Try some chicken activities (and I don’t mean cooking), and some writing.
What can I say about We Were Liars by E. Lockhart? It’s an amazing read. It’s suspenseful, psychological and there’s a surprise that makes it hard to review. The teens featured in this book are cousins (and one honorary cousin) who summer on a private island near Martha’s Vineyard. There’s racial tension and money tension and family tension. It’s been compared with King Lear and Wuthering Heights.
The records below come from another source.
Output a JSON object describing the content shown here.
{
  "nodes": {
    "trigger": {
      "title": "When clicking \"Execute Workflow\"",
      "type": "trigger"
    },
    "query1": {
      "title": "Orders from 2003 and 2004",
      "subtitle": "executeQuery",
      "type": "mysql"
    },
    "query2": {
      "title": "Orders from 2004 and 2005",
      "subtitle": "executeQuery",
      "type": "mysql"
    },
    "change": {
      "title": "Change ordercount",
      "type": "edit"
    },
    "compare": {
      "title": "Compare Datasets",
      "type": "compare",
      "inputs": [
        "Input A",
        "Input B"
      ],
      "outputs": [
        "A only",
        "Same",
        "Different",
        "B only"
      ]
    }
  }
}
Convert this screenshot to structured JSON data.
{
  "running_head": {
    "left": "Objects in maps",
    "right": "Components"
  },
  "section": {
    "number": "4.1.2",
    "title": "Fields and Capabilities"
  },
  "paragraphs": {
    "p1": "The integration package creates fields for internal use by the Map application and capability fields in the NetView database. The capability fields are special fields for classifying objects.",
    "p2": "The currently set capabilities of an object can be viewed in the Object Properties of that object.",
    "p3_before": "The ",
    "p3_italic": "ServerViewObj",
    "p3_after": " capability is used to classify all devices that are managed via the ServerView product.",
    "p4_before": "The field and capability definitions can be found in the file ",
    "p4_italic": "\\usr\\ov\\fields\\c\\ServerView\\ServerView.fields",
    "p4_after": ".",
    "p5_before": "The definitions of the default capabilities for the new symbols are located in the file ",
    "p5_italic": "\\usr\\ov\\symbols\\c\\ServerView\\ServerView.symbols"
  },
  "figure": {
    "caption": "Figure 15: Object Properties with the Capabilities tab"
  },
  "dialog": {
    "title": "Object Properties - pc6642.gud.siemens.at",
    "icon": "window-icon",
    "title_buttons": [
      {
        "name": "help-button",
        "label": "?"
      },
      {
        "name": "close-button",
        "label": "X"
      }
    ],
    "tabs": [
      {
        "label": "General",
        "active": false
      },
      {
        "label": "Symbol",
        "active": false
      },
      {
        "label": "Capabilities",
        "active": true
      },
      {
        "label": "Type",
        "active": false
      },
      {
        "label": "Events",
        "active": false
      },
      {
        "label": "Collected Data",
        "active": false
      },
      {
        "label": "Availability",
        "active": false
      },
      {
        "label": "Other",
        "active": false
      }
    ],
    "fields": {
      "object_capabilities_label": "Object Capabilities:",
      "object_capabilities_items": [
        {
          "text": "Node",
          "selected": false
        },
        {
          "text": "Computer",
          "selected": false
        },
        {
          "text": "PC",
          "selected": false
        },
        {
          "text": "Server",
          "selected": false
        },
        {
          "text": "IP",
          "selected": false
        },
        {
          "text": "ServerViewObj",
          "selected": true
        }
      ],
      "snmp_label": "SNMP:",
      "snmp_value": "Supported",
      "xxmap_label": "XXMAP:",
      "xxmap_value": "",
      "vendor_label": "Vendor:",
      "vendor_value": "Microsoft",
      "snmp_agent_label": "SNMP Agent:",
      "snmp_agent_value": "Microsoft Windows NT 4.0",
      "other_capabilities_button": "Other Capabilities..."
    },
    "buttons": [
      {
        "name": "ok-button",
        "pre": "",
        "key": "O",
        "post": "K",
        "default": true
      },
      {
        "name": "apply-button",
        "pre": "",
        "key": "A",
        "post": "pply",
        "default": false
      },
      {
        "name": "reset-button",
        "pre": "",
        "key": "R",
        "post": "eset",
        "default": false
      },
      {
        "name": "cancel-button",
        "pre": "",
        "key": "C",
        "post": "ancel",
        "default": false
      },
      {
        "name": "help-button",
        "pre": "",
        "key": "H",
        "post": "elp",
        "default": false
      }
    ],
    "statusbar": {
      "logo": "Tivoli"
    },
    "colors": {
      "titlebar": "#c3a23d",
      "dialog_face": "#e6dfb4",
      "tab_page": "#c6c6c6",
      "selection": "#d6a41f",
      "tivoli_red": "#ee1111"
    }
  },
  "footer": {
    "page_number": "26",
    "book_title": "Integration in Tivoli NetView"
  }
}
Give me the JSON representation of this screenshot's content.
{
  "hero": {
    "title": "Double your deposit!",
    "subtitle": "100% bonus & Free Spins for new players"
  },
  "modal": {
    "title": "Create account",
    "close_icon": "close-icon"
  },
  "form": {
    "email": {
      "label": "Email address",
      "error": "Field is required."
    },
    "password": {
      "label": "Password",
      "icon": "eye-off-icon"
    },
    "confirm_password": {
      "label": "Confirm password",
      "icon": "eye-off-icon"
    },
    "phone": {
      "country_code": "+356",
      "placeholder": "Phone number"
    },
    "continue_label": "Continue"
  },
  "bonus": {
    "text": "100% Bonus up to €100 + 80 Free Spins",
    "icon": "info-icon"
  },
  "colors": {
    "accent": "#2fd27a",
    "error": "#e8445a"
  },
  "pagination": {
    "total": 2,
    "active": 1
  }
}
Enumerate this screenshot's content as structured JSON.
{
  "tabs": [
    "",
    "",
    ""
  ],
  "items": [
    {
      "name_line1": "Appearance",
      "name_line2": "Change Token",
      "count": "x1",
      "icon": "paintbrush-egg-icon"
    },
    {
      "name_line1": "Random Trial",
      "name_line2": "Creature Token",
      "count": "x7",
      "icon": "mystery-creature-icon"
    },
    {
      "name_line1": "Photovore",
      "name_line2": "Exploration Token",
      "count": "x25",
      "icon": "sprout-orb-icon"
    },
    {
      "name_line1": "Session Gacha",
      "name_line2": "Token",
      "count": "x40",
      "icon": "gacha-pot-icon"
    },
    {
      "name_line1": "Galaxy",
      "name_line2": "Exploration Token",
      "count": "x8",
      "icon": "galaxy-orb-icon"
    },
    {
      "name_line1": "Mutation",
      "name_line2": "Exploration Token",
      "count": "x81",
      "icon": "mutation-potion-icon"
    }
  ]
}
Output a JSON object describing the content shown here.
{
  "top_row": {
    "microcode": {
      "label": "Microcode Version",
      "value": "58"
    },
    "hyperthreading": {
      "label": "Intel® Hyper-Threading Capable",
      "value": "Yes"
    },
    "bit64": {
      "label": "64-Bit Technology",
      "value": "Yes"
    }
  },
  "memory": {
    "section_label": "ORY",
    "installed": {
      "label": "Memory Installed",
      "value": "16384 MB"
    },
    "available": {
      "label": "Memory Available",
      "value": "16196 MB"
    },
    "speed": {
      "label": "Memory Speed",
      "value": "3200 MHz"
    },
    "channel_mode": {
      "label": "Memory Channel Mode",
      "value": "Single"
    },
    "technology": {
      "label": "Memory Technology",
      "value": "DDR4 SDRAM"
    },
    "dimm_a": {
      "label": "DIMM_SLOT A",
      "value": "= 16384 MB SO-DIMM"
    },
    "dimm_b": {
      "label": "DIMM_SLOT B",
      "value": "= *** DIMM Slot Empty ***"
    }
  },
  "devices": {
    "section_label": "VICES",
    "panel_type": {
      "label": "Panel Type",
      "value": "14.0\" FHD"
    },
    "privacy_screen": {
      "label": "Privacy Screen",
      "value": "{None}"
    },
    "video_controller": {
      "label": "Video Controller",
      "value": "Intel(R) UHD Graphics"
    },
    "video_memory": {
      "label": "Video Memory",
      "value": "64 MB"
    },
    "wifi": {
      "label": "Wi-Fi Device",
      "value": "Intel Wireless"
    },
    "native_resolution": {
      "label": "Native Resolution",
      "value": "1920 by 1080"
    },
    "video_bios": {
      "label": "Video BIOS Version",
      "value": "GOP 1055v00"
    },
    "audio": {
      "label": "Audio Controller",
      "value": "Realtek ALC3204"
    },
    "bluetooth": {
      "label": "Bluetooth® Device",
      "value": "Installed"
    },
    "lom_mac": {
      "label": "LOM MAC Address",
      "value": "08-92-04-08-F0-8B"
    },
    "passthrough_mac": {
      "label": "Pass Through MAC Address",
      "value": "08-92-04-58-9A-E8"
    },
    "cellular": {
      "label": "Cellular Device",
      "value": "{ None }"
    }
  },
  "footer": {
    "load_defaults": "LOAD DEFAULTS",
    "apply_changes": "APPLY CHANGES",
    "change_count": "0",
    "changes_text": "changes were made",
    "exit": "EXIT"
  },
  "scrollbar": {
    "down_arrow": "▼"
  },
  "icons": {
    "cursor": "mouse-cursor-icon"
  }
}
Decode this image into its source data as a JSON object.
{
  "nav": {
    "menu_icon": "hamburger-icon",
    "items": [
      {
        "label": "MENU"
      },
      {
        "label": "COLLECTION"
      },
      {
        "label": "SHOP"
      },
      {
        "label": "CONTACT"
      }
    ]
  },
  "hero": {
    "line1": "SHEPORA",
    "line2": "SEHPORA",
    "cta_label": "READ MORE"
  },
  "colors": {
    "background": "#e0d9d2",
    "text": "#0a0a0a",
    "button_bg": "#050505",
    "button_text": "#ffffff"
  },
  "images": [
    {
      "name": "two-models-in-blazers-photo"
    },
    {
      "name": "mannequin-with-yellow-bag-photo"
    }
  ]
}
Cadence tells her story in first person. Something has happened and she is being kept from summering on the island she loved. Summer seventeen she goes back. She doesn’t know why the island has changed, why her cousins and Gat stay cooped up in one of the houses, why her grandfather has erased their memorabilia. The reader uncovers the clues as Cadence does, and it’s scarily thrilling, filled with teenage injustice and its repercussions.
Thirteen-year-old Mia can see colours, colours in words, colours in sounds, but no one knows because of one incident when she was in grade three. She keeps this mystery to herself until she finds out what she has: synesthesia. (Find out more about this interesting condition–Mary J. Blige has it). Once she begins learning about the condition and finding others who have it, Mia’s world opens up. She begins leaving friends and family out while she explores the facets of being a synesthete. Mia is also dealing with the loss of her grandfather, whose eyes she sees in her sickly cat, Mango. Written by Wendy Maas, A Mango-Shaped Space is an interesting read about growing up.
My nine-year-old loved this book. She told me to make sure I really paid attention to the pictures because they tell a different story than the words. She was right, of course. Brian Selznick‘s Wonderstruck tells two distinct stories, one in words and one in pictures, and by the end, they meld.
Both stories are full of wonder, connections and museums. Ben Wilson’s story begins in 1977 in Minnesota where he begins a search for his father after his mother dies. Rose’s story is told in pictures, beginning in 1927 when she escapes her house to cross the river and watch a silent movie in New York. Later we understand she is deaf, and the change from silent movies to talkies isolates her more than she already is. Both Ben and Rose search for important pieces to their lives, and they both need New York City for this.
It’s a lovely book, both parts, and the way it fits together.
Jim Averbeck‘s simple and funny picture book with a circle plot questions assumptions every page of the way. Who says a book for the very young can’t be complex as well? This book is proof. It’s also a fun read and sure to garner some giggles.
Be sure to follow up with a few rereads to notice the metamorphic illustrations. As an extension, have an animals from eggs discussion.
It’s always nice when a book that is so talked about actually surprises you with its goodness. The Fault In Our Stars is indeed a very good book, and although its characters are either cancer survivors or cancer sufferers, cancer remains on the back burner while the beautiful love story pushes out to centre stage. Listen: ” ‘I am in love with you, and I’m not in the business of denying myself the simple pleasure of saying true things. I’m in love with you, and I know that love is just a shout into the void, and that oblivion is inevitable, and that we’re all doomed and that there will come a day when all our labor has been returned to dust, and I know the sun will swallow the only earth we’ll ever have, and I am in love with you.’ ” (Augustus to Hazel Grace, p. 153)
Now I know I may have scared some of you off by saying this is a love story, but it is. It’s not romance, as in the genre of romance, but there is a little romance in it (the dinner scene in Amsterdam for example) and it’s all wholly unexpected, not forced but beautiful.
So before you see the movie, read the book by John Green.